The military is making an effort to increase the number of Sunnis in the police force, but that just leads to the fear that the United States will end up training both sides in a prospective civil war.
All this makes it very hard to listen to assurances that things in Iraq are going "very, very well."
Even die-hard conservative supporters of the war in Iraq are having second thoughts. William F. Buckley Jr., elder statesman of the modern conservative movement, put it succintly in a recent National Review essay: "One can't doubt that the American objective in Iraq has failed. ... Our mission has failed because Iraqi animosities have proved uncontainable by an invading army of 130,000 Americans. The great human reserves that call for civil life haven't proved strong enough."
Francis Fukuyama, another architect of the neoconservative agenda that demanded the invasion of Iraq (under a rationale, it should be noted, that predated 9/11 by a decade or more), has abandoned the movement.
In a new book, Fukuyama writes, "it seems very unlikely that history will judge either the intervention [in Iraq] itself or the ideas animating it kindly."
Americans are beating history to that conclusion, according to recent polls.
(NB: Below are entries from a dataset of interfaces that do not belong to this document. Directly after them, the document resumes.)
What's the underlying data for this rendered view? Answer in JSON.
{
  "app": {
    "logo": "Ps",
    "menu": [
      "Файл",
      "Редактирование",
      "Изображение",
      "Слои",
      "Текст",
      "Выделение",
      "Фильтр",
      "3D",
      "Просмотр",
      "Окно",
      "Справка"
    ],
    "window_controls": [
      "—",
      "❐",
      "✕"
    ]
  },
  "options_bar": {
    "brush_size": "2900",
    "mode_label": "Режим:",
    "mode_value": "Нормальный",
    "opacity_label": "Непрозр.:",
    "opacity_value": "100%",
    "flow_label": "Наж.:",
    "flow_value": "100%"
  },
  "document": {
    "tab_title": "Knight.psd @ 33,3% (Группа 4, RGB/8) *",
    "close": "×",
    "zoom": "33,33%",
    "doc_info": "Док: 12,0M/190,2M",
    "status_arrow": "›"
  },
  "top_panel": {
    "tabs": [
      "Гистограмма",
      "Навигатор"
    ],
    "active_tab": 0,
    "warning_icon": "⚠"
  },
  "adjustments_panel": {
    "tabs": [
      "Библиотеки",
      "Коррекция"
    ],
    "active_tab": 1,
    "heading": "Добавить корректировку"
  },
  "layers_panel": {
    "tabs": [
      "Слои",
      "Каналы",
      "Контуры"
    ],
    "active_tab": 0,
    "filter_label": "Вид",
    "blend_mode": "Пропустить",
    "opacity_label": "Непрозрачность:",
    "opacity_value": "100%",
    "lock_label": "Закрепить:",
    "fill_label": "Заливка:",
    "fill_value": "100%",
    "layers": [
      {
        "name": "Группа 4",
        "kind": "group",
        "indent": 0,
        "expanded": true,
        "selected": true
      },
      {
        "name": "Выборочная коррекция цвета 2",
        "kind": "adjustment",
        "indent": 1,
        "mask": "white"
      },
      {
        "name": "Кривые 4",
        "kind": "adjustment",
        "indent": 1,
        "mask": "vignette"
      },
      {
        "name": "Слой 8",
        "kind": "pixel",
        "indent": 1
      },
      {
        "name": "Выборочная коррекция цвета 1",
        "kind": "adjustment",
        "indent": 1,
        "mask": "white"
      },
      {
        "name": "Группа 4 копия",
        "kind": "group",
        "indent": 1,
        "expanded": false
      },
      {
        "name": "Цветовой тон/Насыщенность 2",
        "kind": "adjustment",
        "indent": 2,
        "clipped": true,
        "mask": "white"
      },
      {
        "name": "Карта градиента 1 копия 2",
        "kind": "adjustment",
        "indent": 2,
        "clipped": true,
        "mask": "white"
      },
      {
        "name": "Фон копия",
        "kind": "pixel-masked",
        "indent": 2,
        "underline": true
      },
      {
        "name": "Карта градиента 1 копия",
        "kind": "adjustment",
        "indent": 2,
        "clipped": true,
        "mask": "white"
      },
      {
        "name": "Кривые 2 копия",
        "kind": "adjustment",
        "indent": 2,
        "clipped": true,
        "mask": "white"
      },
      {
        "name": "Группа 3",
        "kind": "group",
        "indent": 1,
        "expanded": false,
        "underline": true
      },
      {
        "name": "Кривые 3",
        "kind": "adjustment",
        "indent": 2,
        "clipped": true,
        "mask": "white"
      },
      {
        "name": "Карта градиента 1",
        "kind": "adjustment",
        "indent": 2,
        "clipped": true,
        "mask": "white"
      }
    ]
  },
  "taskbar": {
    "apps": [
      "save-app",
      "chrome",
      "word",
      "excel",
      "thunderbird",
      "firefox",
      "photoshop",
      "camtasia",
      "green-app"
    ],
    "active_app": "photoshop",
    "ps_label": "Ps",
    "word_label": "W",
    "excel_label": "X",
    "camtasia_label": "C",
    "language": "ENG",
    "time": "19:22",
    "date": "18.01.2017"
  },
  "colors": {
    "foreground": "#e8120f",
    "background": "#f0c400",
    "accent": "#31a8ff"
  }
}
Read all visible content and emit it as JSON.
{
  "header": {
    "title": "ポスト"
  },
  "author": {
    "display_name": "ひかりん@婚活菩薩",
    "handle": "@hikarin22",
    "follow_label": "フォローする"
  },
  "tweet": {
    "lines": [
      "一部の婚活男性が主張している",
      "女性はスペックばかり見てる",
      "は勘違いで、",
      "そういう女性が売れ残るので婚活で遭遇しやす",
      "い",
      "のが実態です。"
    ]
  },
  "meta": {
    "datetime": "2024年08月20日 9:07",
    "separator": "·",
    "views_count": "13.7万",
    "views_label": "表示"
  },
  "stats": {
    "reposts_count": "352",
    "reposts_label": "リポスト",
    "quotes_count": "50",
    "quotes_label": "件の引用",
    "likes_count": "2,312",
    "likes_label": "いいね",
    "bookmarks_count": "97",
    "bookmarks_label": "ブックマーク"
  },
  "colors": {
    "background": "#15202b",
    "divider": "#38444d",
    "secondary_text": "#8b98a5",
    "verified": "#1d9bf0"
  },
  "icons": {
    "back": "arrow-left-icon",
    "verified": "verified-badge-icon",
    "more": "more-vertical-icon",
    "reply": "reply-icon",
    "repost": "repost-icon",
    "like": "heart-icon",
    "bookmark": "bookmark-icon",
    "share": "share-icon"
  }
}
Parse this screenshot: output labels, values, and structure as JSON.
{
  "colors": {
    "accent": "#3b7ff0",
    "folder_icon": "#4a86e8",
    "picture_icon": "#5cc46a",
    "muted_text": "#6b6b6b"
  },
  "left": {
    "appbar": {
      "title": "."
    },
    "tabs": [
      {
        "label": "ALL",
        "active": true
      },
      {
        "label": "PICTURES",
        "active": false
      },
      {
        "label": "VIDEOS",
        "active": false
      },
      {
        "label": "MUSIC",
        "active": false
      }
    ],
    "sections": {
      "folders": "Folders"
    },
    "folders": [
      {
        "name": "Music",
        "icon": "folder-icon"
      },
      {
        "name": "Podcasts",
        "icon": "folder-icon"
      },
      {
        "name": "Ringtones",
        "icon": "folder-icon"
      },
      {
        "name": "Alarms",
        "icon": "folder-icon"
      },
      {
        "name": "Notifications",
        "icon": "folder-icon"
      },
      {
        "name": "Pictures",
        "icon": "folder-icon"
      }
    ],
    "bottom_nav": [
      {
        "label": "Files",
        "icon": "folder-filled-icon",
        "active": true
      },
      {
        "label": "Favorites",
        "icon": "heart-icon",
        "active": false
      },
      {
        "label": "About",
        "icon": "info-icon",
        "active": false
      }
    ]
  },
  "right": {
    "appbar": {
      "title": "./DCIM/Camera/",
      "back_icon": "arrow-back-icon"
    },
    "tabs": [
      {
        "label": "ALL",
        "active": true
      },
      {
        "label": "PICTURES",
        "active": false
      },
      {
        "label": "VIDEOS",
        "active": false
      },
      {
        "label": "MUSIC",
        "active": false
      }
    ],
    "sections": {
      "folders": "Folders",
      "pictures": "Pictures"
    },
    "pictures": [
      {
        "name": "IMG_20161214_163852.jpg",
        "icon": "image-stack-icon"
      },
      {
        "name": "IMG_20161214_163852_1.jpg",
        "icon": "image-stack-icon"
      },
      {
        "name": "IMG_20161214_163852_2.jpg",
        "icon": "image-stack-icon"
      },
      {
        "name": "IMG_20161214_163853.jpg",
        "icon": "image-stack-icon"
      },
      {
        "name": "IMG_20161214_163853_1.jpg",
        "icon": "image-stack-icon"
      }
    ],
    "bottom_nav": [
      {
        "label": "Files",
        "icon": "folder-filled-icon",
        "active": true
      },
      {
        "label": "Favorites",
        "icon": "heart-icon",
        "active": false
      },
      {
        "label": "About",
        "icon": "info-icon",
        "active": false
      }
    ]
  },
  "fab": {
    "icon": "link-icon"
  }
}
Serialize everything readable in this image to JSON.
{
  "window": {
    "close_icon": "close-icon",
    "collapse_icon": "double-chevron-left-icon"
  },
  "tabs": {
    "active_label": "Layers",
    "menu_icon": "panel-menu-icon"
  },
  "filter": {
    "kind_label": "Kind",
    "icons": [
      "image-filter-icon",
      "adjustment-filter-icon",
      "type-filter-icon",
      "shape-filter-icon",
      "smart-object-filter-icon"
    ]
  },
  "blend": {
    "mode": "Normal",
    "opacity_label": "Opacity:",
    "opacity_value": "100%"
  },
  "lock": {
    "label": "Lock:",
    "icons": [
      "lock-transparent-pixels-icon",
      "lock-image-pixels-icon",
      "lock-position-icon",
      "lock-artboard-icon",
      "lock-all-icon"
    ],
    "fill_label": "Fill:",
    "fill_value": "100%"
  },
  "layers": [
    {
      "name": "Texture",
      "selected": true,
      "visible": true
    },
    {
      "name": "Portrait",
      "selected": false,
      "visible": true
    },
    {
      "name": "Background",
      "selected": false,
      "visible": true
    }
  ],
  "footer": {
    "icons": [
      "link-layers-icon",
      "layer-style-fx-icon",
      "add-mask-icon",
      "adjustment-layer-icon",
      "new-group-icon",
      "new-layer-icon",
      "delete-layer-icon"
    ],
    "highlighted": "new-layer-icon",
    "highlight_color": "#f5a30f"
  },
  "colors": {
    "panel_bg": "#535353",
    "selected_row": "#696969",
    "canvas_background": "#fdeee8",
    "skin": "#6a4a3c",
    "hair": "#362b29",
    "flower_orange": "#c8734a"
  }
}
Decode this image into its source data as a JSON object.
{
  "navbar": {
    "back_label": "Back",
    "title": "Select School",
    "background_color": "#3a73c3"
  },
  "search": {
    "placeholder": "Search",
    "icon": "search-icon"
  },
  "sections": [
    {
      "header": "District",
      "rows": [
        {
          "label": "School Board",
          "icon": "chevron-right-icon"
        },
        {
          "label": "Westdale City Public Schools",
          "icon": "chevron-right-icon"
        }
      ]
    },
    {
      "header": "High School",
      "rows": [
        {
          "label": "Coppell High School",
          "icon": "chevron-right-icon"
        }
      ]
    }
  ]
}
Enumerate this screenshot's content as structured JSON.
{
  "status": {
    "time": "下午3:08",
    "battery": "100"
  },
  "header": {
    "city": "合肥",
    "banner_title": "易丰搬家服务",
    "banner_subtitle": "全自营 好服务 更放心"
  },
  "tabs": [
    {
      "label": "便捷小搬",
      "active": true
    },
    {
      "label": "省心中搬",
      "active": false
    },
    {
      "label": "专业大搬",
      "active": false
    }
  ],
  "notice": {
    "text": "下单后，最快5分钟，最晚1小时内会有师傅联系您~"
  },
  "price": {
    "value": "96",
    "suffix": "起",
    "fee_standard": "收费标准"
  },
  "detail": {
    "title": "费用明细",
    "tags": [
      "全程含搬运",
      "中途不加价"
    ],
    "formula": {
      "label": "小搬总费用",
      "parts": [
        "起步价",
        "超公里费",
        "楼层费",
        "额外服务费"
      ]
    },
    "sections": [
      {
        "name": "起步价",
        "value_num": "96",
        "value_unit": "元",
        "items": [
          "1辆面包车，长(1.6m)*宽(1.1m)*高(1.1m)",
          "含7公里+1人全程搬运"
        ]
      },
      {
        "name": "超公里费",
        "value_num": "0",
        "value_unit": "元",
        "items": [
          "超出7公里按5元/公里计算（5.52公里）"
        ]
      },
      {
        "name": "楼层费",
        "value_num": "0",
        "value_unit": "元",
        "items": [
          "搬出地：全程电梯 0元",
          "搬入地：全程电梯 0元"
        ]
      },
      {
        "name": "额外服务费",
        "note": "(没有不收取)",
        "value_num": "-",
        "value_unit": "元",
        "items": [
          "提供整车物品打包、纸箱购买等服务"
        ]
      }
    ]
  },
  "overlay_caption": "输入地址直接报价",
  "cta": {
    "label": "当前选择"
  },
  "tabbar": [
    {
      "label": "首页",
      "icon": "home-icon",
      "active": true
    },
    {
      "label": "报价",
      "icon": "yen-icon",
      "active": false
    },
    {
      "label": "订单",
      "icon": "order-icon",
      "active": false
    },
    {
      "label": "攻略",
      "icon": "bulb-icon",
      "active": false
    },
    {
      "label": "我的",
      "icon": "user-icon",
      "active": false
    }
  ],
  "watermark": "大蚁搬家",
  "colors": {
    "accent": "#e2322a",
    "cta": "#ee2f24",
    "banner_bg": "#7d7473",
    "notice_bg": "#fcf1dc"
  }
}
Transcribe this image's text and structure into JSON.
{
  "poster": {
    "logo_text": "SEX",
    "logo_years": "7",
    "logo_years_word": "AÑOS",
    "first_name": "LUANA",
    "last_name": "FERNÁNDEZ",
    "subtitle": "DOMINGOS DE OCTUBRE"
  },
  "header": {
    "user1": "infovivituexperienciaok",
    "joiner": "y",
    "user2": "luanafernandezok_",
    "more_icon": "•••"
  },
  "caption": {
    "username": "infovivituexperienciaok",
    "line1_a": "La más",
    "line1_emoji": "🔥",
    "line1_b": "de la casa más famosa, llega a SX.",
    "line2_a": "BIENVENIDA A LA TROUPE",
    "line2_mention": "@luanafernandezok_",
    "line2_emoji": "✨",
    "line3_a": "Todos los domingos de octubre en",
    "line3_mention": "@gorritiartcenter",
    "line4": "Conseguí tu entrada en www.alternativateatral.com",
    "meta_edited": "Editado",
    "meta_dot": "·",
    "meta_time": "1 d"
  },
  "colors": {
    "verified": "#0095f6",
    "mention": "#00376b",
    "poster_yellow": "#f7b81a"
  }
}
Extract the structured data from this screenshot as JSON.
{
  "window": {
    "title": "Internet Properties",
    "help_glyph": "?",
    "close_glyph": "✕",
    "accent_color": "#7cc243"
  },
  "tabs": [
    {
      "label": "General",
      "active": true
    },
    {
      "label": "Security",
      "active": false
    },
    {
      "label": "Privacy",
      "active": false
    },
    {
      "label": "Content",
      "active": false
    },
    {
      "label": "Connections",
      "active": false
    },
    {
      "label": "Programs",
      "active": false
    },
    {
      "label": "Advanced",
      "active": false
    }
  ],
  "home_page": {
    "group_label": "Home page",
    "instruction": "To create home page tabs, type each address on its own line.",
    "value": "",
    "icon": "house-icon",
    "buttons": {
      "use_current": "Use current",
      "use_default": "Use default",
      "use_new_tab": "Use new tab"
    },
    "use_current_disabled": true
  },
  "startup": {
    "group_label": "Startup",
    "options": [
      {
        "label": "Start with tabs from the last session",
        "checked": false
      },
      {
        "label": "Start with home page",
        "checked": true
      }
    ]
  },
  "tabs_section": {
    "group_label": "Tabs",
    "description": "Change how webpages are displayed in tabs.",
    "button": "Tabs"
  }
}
Eighty percent of Americans in a recent Washington Post-ABC News poll said they thought a civil war was likely in Iraq. More than half believe the U.S. should start withdrawing troops.
A poll by Zogby International shows those troops may share the civilian population's sentiment.
Only 23 percent of the randomly polled troops favored staying "as long as they are needed." Nearly a third wanted the U.S. to pull out immediately. Most felt troops should go home within the next year, at the latest.
The most disturbing thing about the Zogby poll, though, was the number of troops -- 85 percent -- who said the United States was in Iraq to "retaliate for Saddam Hussein's role in the 9/11 attacks."
Saddam, as even President Bush eventually admitted, played no role in the 9/11 attacks.
Are troops in Iraq really fighting -- and dying -- over a misconception cynically fostered by the Bush administration in its efforts to sell this disastrous war?
There is no point in rehashing all the arguments against the war -- most of which turned out to be quite prescient. There is no point in tabulating the numerous mistakes and missteps by the Bush administration that made a bad situation worse.
The focus now must be on finding the best -- or least bad, anyway -- resolution possible.
That can only happen, though, if responsible people like Gen. Pace put away the rose-colored glasses and examine the conditions in Iraq realistically.